“Never be bullied into silence. Never allow yourself to be made a victim. Accept no one’s definition of your life, but define yourself.” ~ Harvey Forbes Fierstein….
Standing up for ourselves and for our beliefs is not always easy–many individuals have great difficulty doing so even when the consequences of not doing so directly affect them in very negative ways. But we are defined by our actions. And when we let others determine our actions by paying attention to what they say, or choose inaction out of fear or embarrassment–even if unintentional or involuntary–we diminish our lives and our purpose.
We do not need to let others bully us into silence–we are beautiful creations of a loving God, empowered with a voice that is both significant and unique. And we have been gifted a mind that is ours alone–no one else can be who we are. We possess talents and abilities that hold limitless potential to define our lives and who we are in whatever ways we so choose–no one else can tell us who, what, or how we should be, unless we let them. We have to stand up and believe in ourselves.
When we allow others to control who we are–and there are plenty of insecure individuals who would be pleased to do so–we are no longer living as our authentic selves; instead, we become something less beautiful because the true beauty within us has been repressed by the controlling tendencies of another. Likewise, we should never try to control, intimidate, and victimize others, as doing so only diminishes them and their potential. Be a flame for the world by letting your beauty and the beauty of those around you shine for the entire world to see. And never allow others the ability to put out or diminish your beautiful flame.
Let your authentic voice be heard. If you stand for nothing, you fall for anything.
Questions to consider:
Why do some people try to bully others into silence?
Do you ever allow yourself to be a victim? If so, how?
Have you defined the unique individual characteristics of yourself? Do you ever accept any one else’s definition of who, what, and how you are? If so, why?
For further thought:

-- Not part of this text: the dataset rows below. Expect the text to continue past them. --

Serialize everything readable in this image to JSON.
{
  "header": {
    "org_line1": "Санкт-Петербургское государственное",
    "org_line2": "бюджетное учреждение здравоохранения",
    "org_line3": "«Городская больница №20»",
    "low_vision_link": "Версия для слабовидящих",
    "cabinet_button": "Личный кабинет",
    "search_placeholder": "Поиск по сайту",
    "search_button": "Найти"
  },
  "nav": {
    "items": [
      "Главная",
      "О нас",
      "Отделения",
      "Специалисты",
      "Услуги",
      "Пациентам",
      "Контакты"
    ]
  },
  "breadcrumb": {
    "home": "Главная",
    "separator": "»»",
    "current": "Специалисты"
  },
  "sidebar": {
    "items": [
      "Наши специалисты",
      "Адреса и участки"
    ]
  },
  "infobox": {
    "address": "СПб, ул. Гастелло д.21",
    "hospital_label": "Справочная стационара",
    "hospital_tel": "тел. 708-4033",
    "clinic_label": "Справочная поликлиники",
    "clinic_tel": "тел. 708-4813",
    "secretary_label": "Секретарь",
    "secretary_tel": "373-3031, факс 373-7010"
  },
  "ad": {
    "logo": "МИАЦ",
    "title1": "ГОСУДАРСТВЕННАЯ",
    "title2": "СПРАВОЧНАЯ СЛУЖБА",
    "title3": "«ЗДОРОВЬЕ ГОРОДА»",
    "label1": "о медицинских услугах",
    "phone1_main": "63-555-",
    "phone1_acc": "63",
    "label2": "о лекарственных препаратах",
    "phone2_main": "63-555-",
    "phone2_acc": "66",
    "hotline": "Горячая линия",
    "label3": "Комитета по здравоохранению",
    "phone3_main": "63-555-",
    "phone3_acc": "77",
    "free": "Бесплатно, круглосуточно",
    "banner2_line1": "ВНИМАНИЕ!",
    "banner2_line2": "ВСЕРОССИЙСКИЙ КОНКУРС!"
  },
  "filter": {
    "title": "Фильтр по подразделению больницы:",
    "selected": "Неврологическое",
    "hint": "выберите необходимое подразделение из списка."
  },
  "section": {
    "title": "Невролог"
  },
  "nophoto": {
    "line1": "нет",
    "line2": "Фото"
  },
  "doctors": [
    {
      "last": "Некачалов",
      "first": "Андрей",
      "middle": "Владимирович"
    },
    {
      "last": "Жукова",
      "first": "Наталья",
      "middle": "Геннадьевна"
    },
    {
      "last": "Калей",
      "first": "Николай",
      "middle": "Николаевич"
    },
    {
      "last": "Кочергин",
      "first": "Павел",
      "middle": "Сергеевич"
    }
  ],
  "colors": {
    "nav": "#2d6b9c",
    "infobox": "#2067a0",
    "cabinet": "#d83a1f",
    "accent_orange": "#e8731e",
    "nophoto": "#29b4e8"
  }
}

“Coming to appreciate your worth can, in some cases, dramatically improve your circumstances by changing the choices you make and the actions you take. And as you begin to treat yourself with more respect, other people begin to do the same, since we subconsciously “train” others how to treat us through messages we send through body language, tone of voice, and other subtle cues and behaviors. Discovering your innate worth and living from that place allows you to make more constructive choices–to choose the higher roads of life.” – Dan Millman, Everyday Enlightenment